[Element data from apps and pages]
■ ■ ■ ■ ■ ■ ■
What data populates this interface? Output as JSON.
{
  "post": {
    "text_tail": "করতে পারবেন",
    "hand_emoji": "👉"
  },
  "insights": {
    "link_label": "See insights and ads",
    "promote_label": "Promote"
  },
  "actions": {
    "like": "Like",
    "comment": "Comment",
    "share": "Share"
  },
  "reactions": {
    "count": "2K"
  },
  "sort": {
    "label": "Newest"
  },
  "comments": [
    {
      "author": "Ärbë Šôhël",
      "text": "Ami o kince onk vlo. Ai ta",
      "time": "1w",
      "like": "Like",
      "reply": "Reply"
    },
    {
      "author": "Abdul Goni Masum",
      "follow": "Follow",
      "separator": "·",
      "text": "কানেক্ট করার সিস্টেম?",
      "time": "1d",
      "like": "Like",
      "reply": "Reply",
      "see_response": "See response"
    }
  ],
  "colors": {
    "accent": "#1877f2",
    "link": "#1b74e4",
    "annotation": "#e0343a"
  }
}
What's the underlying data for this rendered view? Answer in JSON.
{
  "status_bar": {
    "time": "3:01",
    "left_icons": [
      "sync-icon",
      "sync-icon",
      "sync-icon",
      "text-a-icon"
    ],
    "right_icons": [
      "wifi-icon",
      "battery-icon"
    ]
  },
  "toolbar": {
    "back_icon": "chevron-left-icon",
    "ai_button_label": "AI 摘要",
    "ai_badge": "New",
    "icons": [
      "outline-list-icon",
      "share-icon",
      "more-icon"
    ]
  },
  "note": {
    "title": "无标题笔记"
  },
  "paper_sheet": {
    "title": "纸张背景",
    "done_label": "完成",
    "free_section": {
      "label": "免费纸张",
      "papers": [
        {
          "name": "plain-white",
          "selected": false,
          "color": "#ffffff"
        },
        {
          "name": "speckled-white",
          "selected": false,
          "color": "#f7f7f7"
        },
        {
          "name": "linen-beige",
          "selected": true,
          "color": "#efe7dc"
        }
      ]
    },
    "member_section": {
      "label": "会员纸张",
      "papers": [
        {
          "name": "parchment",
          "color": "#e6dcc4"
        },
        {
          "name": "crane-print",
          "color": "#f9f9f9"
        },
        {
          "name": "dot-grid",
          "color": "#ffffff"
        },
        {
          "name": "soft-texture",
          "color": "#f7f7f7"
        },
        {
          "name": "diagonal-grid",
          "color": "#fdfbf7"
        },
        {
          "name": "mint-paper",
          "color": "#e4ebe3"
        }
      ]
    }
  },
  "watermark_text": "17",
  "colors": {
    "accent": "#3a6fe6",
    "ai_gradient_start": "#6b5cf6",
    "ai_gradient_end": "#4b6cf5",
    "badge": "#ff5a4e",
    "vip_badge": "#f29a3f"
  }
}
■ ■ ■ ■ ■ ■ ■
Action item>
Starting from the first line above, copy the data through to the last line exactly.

Response>
What data populates this interface? Output as JSON.
{
  "post": {
    "text_tail": "করতে পারবেন",
    "hand_emoji": "👉"
  },
  "insights": {
    "link_label": "See insights and ads",
    "promote_label": "Promote"
  },
  "actions": {
    "like": "Like",
    "comment": "Comment",
    "share": "Share"
  },
  "reactions": {
    "count": "2K"
  },
  "sort": {
    "label": "Newest"
  },
  "comments": [
    {
      "author": "Ärbë Šôhël",
      "text": "Ami o kince onk vlo. Ai ta",
      "time": "1w",
      "like": "Like",
      "reply": "Reply"
    },
    {
      "author": "Abdul Goni Masum",
      "follow": "Follow",
      "separator": "·",
      "text": "কানেক্ট করার সিস্টেম?",
      "time": "1d",
      "like": "Like",
      "reply": "Reply",
      "see_response": "See response"
    }
  ],
  "colors": {
    "accent": "#1877f2",
    "link": "#1b74e4",
    "annotation": "#e0343a"
  }
}
What's the underlying data for this rendered view? Answer in JSON.
{
  "status_bar": {
    "time": "3:01",
    "left_icons": [
      "sync-icon",
      "sync-icon",
      "sync-icon",
      "text-a-icon"
    ],
    "right_icons": [
      "wifi-icon",
      "battery-icon"
    ]
  },
  "toolbar": {
    "back_icon": "chevron-left-icon",
    "ai_button_label": "AI 摘要",
    "ai_badge": "New",
    "icons": [
      "outline-list-icon",
      "share-icon",
      "more-icon"
    ]
  },
  "note": {
    "title": "无标题笔记"
  },
  "paper_sheet": {
    "title": "纸张背景",
    "done_label": "完成",
    "free_section": {
      "label": "免费纸张",
      "papers": [
        {
          "name": "plain-white",
          "selected": false,
          "color": "#ffffff"
        },
        {
          "name": "speckled-white",
          "selected": false,
          "color": "#f7f7f7"
        },
        {
          "name": "linen-beige",
          "selected": true,
          "color": "#efe7dc"
        }
      ]
    },
    "member_section": {
      "label": "会员纸张",
      "papers": [
        {
          "name": "parchment",
          "color": "#e6dcc4"
        },
        {
          "name": "crane-print",
          "color": "#f9f9f9"
        },
        {
          "name": "dot-grid",
          "color": "#ffffff"
        },
        {
          "name": "soft-texture",
          "color": "#f7f7f7"
        },
        {
          "name": "diagonal-grid",
          "color": "#fdfbf7"
        },
        {
          "name": "mint-paper",
          "color": "#e4ebe3"
        }
      ]
    }
  },
  "watermark_text": "17",
  "colors": {
    "accent": "#3a6fe6",
    "ai_gradient_start": "#6b5cf6",
    "ai_gradient_end": "#4b6cf5",
    "badge": "#ff5a4e",
    "vip_badge": "#f29a3f"
  }
}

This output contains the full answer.